Israel hit back at the annual assembly of the International Atomic Energy Agency (IAEA) by saying Syria and its ally Iran were "known for their clandestine pursuit of nuclear weapons and
other weapons of mass destruction."
The Jewish state also made clear its view that the volatile region was not yet ready for creating a zone free of such weaponry, which Arab states have been pushing for.
"Such a process can only be launched when peaceful relations exist for a reasonable period of time in the region," Israeli atomic energy commission head Shaul Chorev said. "Regrettably,
the realities in the Middle East are far from being conducive."
The United States said last week Syria was using the "brutal repression" of its people waging an uprising as an excuse not to address international concerns about its past nuclear work.
U.N. inspectors have long sought access to a site in Syria's desert Deir al-Zor region that U.S. intelligence reports say was a nascent, North Korean-designed reactor designed to produce
plutonium for nuclear weapons before Israel bombed it in 2007.
The IAEA has also been requesting information about three other sites that may have been linked to Deir al-Zor, which Syria says was a conventional military site.
Syrian Ambassador Bassam Al-Sabbagh, in a rare public comment on the issue, insisted that his country was ready to cooperate with the U.N. agency and he sought to turn the tables
on Damascus's accusers by hitting out at Israel.
Israel is believed to have the Middle East's only nuclear arsenal, although it refuses to disclose any capability. Like its ally the United States, the Jewish state sees Iran's nuclear
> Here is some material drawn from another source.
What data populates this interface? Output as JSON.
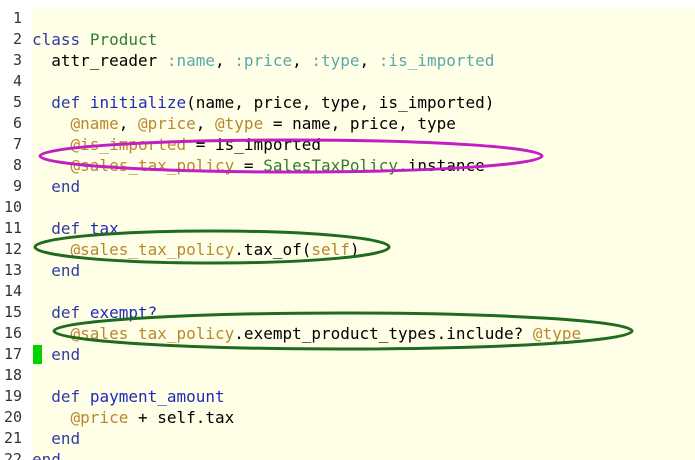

programme as the most urgent nuclear proliferation threat. AGENCIES